In the records, find every line with the word "content" and copy it out.

╭─ Input for this task

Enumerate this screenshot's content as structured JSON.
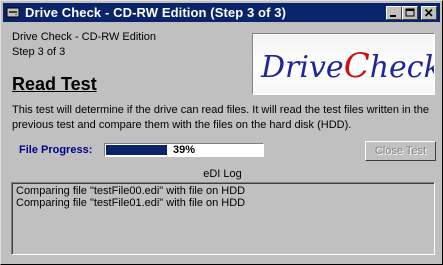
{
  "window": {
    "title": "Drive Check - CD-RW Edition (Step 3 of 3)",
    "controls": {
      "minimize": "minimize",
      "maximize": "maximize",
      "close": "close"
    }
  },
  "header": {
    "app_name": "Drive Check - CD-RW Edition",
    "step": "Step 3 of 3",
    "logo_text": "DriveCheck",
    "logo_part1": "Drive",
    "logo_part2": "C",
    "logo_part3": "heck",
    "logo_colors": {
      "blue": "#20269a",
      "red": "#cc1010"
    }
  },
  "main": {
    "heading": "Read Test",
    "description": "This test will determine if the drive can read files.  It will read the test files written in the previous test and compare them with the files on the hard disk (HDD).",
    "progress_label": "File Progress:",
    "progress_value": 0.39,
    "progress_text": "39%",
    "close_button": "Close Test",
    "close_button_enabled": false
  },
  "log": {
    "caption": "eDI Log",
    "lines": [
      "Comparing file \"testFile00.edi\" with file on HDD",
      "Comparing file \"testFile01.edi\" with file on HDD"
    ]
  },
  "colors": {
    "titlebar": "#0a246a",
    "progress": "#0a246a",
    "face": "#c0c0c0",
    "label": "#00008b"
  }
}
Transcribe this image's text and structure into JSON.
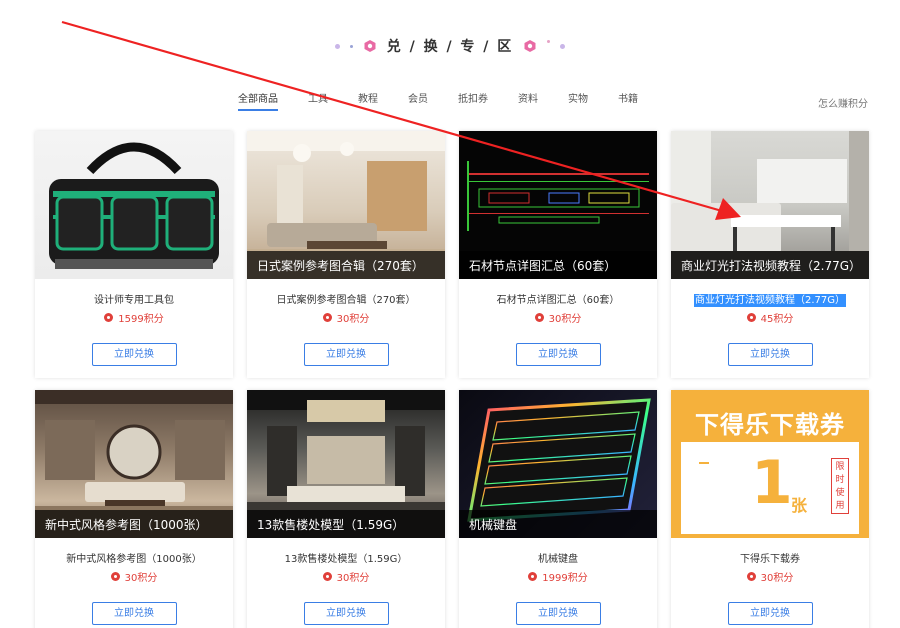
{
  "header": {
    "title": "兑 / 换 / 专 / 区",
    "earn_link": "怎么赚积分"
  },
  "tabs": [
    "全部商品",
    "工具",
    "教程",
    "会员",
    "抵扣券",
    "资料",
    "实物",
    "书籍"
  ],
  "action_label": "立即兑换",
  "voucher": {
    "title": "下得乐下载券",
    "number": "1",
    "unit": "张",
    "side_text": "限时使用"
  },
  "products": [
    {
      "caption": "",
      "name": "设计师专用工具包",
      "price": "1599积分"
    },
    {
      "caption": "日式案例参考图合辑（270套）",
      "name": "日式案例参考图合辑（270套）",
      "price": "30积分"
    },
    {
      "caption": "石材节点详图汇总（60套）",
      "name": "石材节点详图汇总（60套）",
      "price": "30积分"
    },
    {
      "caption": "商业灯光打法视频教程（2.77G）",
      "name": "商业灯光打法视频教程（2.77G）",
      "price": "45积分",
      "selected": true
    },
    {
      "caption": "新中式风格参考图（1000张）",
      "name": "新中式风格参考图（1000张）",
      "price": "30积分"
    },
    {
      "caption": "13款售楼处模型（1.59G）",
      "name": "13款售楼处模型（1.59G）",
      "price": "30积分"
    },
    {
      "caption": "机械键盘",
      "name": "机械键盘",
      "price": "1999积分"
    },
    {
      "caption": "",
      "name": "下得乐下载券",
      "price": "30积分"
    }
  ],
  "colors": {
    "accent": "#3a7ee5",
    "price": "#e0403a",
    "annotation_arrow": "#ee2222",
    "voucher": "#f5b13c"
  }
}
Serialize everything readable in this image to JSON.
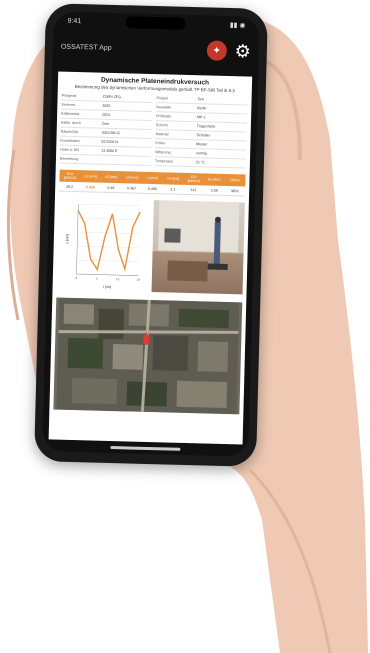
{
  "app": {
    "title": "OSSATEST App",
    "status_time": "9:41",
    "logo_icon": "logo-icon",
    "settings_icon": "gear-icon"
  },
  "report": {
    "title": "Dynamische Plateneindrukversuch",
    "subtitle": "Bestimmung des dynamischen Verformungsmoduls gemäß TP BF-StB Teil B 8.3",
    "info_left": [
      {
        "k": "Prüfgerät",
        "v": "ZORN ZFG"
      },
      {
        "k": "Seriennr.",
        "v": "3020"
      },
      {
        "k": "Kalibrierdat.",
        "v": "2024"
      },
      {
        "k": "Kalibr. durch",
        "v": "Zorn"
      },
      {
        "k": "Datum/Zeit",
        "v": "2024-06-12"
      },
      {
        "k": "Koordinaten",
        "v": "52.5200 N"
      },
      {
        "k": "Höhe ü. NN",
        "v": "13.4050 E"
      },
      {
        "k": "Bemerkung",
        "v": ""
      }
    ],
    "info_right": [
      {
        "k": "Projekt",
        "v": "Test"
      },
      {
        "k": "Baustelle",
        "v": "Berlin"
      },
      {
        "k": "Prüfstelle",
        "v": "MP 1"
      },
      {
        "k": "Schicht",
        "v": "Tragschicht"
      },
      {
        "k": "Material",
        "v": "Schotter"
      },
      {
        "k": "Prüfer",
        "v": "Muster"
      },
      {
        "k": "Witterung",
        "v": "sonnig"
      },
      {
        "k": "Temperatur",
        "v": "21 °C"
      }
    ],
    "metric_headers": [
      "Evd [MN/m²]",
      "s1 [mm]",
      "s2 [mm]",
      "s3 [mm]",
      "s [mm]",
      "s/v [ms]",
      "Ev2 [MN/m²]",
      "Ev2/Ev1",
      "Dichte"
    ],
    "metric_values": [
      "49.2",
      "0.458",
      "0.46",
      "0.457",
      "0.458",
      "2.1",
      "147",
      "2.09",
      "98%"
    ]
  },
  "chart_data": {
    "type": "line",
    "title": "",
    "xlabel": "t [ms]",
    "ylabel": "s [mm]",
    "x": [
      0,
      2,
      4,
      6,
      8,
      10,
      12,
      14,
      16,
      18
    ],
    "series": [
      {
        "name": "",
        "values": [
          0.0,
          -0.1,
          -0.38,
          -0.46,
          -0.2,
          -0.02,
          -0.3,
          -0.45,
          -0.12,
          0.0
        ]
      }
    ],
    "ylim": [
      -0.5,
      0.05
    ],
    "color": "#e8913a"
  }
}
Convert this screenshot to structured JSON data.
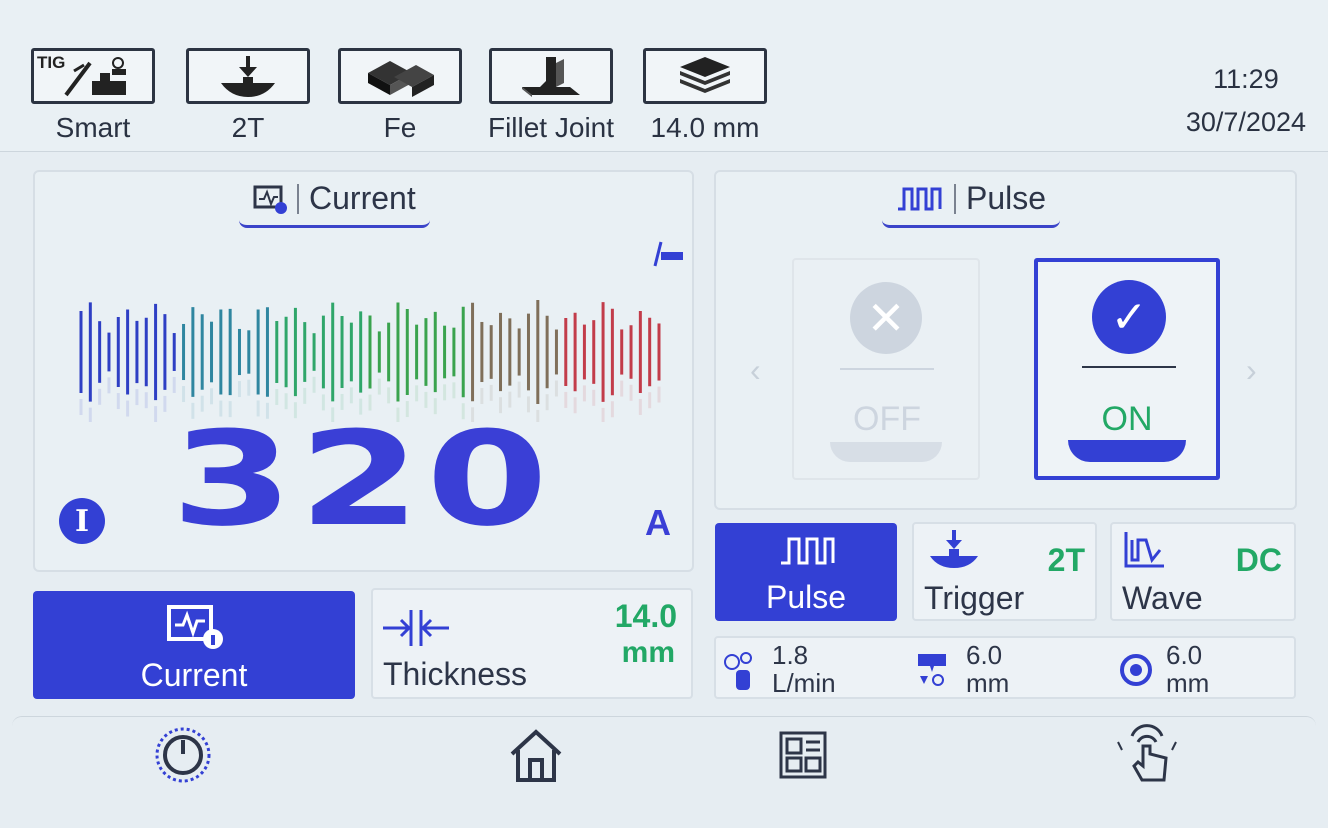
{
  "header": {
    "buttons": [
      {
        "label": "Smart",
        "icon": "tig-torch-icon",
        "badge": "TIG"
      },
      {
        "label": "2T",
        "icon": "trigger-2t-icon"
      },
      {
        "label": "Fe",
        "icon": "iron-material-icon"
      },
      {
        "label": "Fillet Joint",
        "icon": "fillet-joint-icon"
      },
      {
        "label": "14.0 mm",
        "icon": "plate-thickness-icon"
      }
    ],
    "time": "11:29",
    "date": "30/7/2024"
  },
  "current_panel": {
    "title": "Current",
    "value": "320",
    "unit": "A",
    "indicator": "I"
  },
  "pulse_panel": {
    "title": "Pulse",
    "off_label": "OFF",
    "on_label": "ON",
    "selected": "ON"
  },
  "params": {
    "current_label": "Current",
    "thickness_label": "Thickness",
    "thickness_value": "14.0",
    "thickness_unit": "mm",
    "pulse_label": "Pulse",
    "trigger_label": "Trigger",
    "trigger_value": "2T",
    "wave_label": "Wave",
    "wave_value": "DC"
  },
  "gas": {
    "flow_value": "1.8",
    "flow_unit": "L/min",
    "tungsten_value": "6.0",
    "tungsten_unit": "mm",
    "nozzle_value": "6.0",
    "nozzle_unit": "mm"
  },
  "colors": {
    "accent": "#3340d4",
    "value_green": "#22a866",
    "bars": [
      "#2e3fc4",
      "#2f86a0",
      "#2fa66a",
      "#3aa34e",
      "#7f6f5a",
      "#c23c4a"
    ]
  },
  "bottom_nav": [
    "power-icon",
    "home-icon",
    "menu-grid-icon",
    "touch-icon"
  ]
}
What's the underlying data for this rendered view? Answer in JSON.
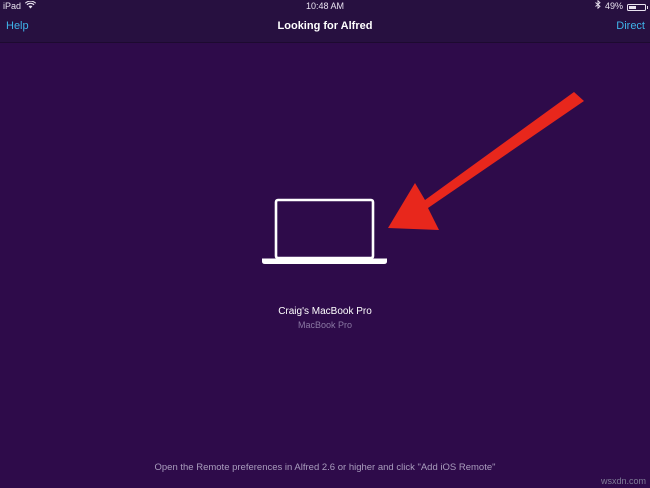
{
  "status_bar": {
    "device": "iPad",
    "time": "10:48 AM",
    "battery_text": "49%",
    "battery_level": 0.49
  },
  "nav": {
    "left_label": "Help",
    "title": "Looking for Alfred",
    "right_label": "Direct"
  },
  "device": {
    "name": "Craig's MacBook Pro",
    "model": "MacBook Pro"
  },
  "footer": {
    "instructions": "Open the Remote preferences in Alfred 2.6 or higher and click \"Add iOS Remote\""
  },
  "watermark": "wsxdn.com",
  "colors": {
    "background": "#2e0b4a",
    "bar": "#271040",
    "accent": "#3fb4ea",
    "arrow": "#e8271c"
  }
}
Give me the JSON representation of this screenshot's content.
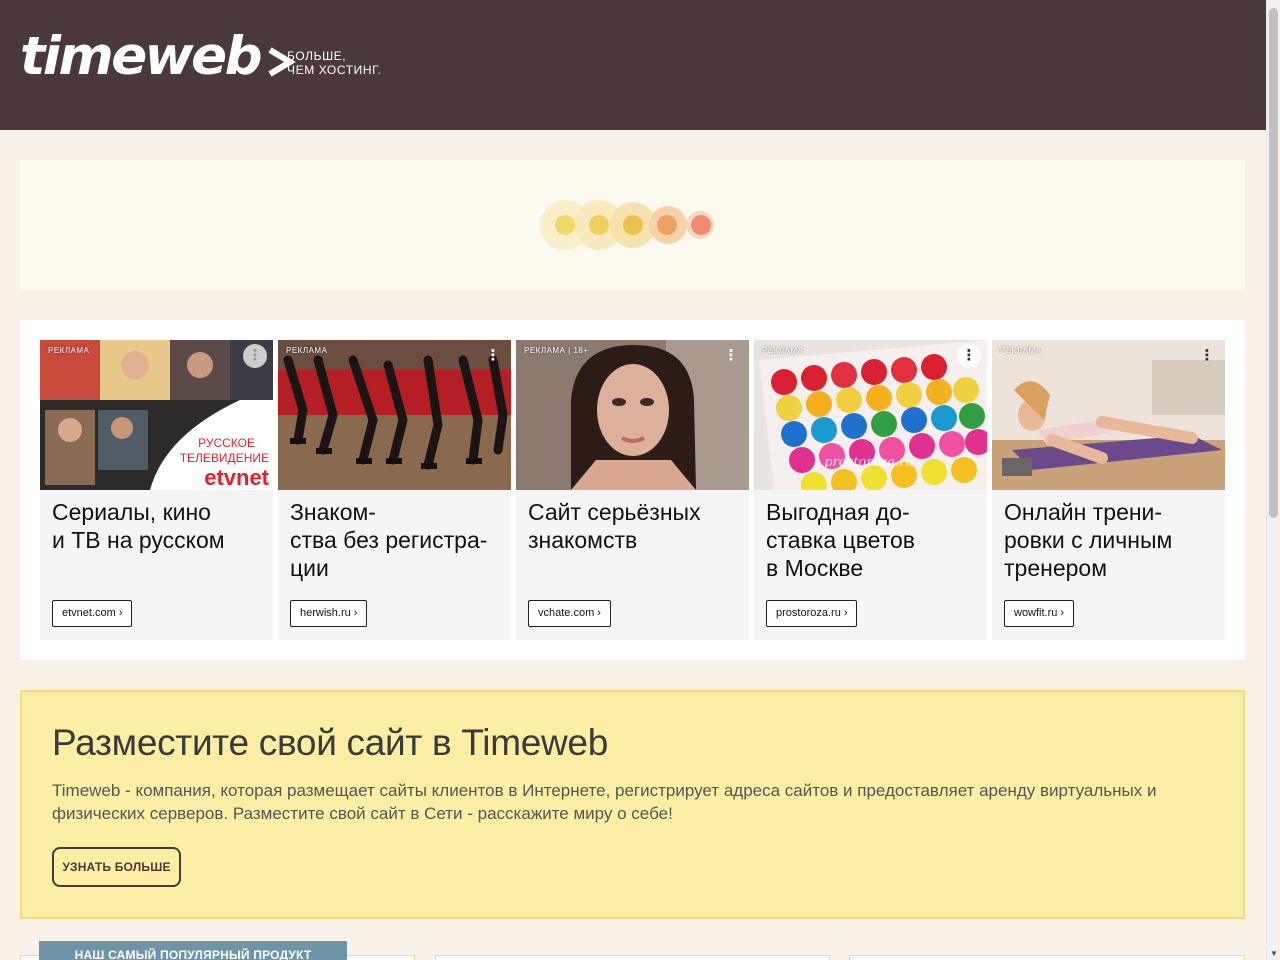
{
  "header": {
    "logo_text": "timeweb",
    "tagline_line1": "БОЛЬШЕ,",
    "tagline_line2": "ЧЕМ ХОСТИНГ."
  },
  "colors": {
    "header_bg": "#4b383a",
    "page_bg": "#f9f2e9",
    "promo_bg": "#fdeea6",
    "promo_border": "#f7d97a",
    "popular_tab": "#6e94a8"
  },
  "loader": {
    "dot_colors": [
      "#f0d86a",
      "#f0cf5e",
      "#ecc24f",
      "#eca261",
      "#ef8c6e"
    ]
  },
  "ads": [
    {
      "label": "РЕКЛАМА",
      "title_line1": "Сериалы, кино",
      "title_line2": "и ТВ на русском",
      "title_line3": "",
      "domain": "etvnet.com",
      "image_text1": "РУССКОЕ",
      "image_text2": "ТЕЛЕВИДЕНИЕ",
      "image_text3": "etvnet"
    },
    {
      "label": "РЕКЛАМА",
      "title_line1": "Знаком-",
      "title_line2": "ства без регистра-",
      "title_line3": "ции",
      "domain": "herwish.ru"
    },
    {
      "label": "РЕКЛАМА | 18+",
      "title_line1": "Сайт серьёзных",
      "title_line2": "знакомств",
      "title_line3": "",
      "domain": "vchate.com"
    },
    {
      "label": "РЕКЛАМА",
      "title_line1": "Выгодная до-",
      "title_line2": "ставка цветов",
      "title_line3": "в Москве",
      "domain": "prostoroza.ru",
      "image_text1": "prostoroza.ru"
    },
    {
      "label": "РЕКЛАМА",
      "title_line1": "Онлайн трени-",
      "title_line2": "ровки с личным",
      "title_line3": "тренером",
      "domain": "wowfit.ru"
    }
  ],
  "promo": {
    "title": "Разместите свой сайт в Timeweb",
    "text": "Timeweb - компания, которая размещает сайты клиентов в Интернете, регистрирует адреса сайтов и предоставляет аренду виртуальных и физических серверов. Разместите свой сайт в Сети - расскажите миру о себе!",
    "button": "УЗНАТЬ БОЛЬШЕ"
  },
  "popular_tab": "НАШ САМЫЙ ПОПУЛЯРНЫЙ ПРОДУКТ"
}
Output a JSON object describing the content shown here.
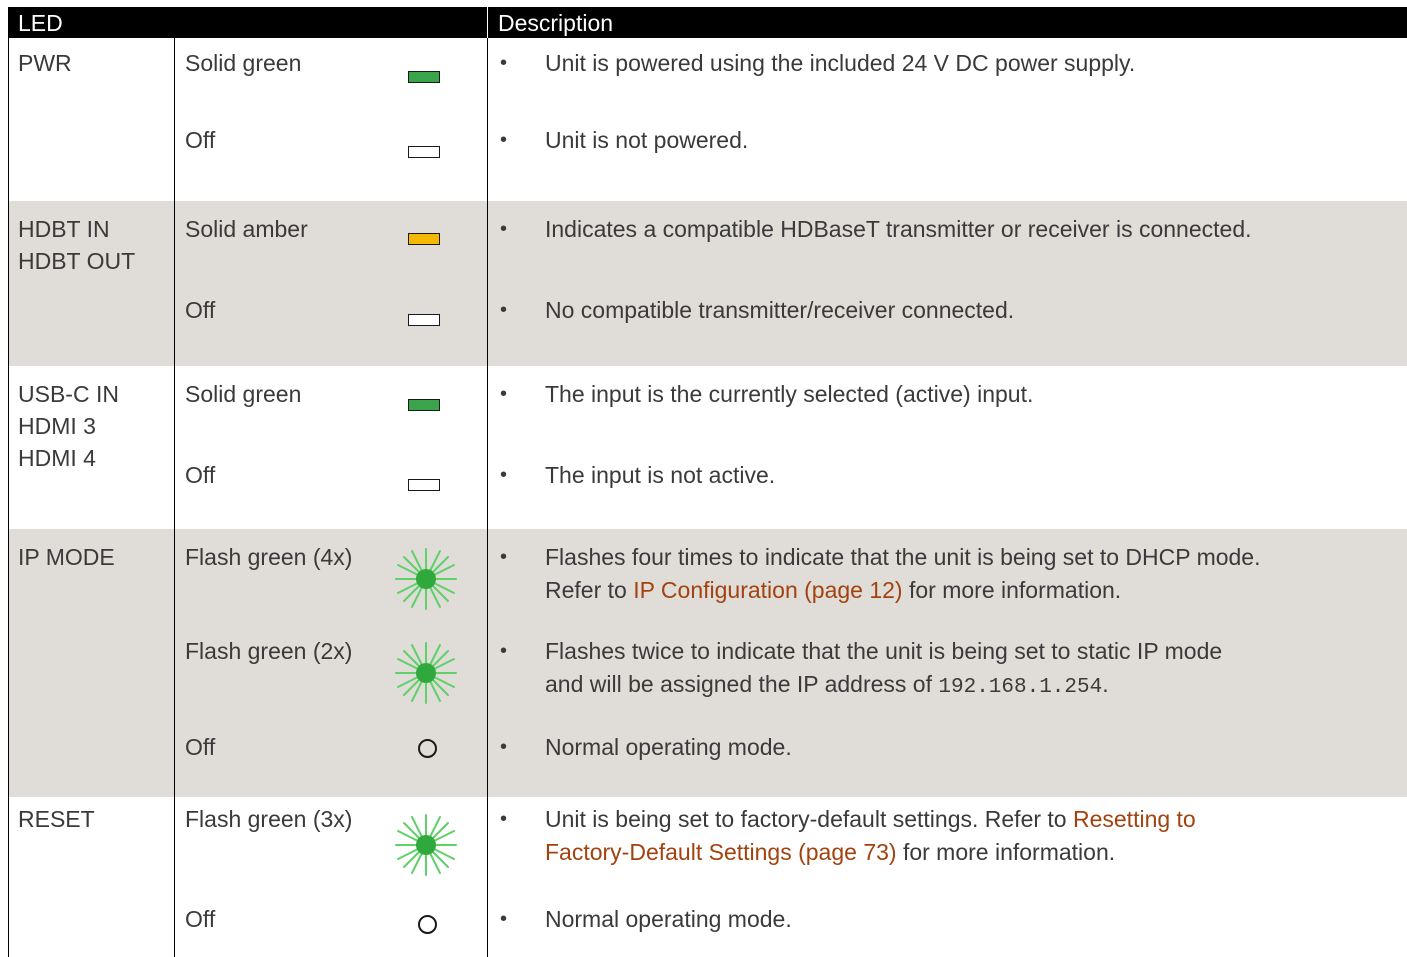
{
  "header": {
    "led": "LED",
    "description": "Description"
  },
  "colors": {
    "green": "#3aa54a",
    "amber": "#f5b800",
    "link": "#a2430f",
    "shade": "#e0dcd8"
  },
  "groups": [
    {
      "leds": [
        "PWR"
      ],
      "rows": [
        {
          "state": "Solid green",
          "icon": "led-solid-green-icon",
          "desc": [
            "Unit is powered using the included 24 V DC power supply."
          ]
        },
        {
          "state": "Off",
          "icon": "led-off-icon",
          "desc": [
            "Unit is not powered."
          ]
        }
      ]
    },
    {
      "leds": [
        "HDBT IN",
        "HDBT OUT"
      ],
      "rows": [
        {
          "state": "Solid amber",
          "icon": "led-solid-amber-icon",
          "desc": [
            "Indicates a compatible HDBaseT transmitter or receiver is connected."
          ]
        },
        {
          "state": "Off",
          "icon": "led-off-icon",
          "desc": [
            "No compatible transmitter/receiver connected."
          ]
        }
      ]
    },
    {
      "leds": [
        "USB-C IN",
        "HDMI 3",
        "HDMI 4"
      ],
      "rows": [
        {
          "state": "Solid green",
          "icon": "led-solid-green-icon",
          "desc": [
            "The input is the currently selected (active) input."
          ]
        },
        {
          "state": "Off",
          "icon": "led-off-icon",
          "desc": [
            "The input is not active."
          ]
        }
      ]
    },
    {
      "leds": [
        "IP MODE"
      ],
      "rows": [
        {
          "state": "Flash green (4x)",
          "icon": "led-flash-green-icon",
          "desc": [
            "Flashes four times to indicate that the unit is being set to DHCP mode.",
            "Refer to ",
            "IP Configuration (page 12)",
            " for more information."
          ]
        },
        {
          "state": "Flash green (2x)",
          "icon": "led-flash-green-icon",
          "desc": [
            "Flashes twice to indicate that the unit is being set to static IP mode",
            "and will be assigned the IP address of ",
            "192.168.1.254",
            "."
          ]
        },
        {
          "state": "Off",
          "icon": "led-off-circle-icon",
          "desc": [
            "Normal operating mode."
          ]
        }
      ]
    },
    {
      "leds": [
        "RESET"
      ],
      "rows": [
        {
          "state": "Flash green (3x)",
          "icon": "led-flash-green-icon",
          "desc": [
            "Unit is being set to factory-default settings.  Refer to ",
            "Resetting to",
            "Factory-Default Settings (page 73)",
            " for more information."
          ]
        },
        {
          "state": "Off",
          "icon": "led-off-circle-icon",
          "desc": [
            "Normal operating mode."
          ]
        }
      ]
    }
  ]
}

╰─

Exercise result:
Enumerate this screenshot's content as structured JSON.
Give me the JSON representation of this screenshot's content.
Output a JSON object describing the content shown here.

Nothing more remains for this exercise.